== Page and application data records ==
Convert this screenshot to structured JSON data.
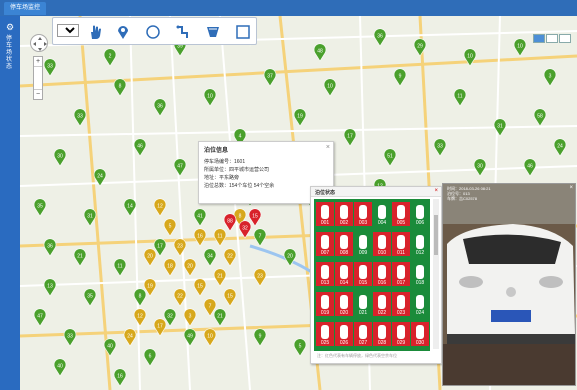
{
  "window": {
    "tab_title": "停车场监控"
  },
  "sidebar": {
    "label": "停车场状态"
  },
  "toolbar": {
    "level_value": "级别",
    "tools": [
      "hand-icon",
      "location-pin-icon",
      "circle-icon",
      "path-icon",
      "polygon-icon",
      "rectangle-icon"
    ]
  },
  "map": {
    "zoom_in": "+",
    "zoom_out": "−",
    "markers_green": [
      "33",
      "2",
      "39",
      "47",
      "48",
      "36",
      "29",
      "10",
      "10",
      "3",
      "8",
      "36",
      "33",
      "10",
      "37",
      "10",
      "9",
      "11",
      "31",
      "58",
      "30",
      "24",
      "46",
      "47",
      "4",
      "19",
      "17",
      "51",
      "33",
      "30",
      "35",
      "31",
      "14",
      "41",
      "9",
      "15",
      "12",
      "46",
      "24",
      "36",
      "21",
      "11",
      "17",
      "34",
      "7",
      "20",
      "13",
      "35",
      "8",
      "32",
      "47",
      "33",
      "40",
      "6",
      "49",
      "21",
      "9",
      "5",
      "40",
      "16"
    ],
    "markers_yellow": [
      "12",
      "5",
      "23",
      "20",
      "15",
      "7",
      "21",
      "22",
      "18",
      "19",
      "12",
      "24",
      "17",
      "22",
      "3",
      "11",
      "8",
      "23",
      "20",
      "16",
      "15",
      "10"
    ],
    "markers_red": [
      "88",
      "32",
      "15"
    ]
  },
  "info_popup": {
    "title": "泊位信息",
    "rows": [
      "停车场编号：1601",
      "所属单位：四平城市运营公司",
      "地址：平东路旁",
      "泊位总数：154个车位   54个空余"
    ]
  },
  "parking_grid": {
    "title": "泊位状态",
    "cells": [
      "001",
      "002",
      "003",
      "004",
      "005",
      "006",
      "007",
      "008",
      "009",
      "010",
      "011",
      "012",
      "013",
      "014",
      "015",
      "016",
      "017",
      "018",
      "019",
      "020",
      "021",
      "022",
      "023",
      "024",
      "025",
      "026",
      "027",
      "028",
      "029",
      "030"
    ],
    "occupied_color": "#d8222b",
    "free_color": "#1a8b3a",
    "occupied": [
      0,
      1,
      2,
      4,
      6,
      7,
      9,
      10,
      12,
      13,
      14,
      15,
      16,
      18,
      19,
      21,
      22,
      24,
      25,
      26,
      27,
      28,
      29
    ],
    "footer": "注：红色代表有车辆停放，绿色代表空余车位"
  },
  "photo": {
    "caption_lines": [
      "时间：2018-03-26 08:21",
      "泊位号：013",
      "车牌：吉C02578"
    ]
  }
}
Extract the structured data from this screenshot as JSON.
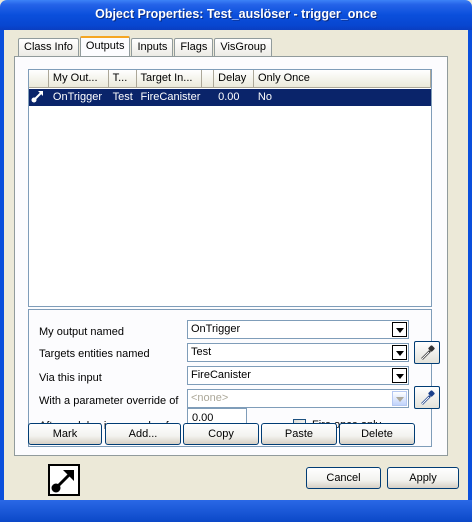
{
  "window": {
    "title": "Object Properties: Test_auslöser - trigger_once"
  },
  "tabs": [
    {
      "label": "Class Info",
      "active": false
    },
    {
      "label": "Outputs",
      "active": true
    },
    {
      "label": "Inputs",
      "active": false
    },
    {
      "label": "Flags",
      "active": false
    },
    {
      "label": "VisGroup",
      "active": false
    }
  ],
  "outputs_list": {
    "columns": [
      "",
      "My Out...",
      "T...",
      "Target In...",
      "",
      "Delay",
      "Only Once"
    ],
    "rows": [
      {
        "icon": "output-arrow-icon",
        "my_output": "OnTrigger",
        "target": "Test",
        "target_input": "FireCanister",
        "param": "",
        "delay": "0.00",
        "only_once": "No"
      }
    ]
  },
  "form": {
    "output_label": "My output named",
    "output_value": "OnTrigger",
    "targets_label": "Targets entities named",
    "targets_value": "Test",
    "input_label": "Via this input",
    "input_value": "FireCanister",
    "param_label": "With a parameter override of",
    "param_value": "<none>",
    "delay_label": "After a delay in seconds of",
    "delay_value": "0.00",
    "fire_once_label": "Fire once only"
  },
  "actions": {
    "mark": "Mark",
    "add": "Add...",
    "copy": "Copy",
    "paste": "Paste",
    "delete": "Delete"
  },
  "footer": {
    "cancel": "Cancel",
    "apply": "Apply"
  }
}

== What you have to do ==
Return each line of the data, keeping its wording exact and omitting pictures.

== Result of the task ==
Convert this screenshot to structured JSON data.
{
  "window": {
    "tab_title": "停车场监控"
  },
  "sidebar": {
    "label": "停车场状态"
  },
  "toolbar": {
    "level_value": "级别",
    "tools": [
      "hand-icon",
      "location-pin-icon",
      "circle-icon",
      "path-icon",
      "polygon-icon",
      "rectangle-icon"
    ]
  },
  "map": {
    "zoom_in": "+",
    "zoom_out": "−",
    "markers_green": [
      "33",
      "2",
      "39",
      "47",
      "48",
      "36",
      "29",
      "10",
      "10",
      "3",
      "8",
      "36",
      "33",
      "10",
      "37",
      "10",
      "9",
      "11",
      "31",
      "58",
      "30",
      "24",
      "46",
      "47",
      "4",
      "19",
      "17",
      "51",
      "33",
      "30",
      "35",
      "31",
      "14",
      "41",
      "9",
      "15",
      "12",
      "46",
      "24",
      "36",
      "21",
      "11",
      "17",
      "34",
      "7",
      "20",
      "13",
      "35",
      "8",
      "32",
      "47",
      "33",
      "40",
      "6",
      "49",
      "21",
      "9",
      "5",
      "40",
      "16"
    ],
    "markers_yellow": [
      "12",
      "5",
      "23",
      "20",
      "15",
      "7",
      "21",
      "22",
      "18",
      "19",
      "12",
      "24",
      "17",
      "22",
      "3",
      "11",
      "8",
      "23",
      "20",
      "16",
      "15",
      "10"
    ],
    "markers_red": [
      "88",
      "32",
      "15"
    ]
  },
  "info_popup": {
    "title": "泊位信息",
    "rows": [
      "停车场编号：1601",
      "所属单位：四平城市运营公司",
      "地址：平东路旁",
      "泊位总数：154个车位   54个空余"
    ]
  },
  "parking_grid": {
    "title": "泊位状态",
    "cells": [
      "001",
      "002",
      "003",
      "004",
      "005",
      "006",
      "007",
      "008",
      "009",
      "010",
      "011",
      "012",
      "013",
      "014",
      "015",
      "016",
      "017",
      "018",
      "019",
      "020",
      "021",
      "022",
      "023",
      "024",
      "025",
      "026",
      "027",
      "028",
      "029",
      "030"
    ],
    "occupied_color": "#d8222b",
    "free_color": "#1a8b3a",
    "occupied": [
      0,
      1,
      2,
      4,
      6,
      7,
      9,
      10,
      12,
      13,
      14,
      15,
      16,
      18,
      19,
      21,
      22,
      24,
      25,
      26,
      27,
      28,
      29
    ],
    "footer": "注：红色代表有车辆停放，绿色代表空余车位"
  },
  "photo": {
    "caption_lines": [
      "时间：2018-03-26 08:21",
      "泊位号：013",
      "车牌：吉C02578"
    ]
  }
}
Extract the structured data from this screenshot as JSON.
{
  "window": {
    "title": "Object Properties: Test_auslöser - trigger_once"
  },
  "tabs": [
    {
      "label": "Class Info",
      "active": false
    },
    {
      "label": "Outputs",
      "active": true
    },
    {
      "label": "Inputs",
      "active": false
    },
    {
      "label": "Flags",
      "active": false
    },
    {
      "label": "VisGroup",
      "active": false
    }
  ],
  "outputs_list": {
    "columns": [
      "",
      "My Out...",
      "T...",
      "Target In...",
      "",
      "Delay",
      "Only Once"
    ],
    "rows": [
      {
        "icon": "output-arrow-icon",
        "my_output": "OnTrigger",
        "target": "Test",
        "target_input": "FireCanister",
        "param": "",
        "delay": "0.00",
        "only_once": "No"
      }
    ]
  },
  "form": {
    "output_label": "My output named",
    "output_value": "OnTrigger",
    "targets_label": "Targets entities named",
    "targets_value": "Test",
    "input_label": "Via this input",
    "input_value": "FireCanister",
    "param_label": "With a parameter override of",
    "param_value": "<none>",
    "delay_label": "After a delay in seconds of",
    "delay_value": "0.00",
    "fire_once_label": "Fire once only"
  },
  "actions": {
    "mark": "Mark",
    "add": "Add...",
    "copy": "Copy",
    "paste": "Paste",
    "delete": "Delete"
  },
  "footer": {
    "cancel": "Cancel",
    "apply": "Apply"
  }
}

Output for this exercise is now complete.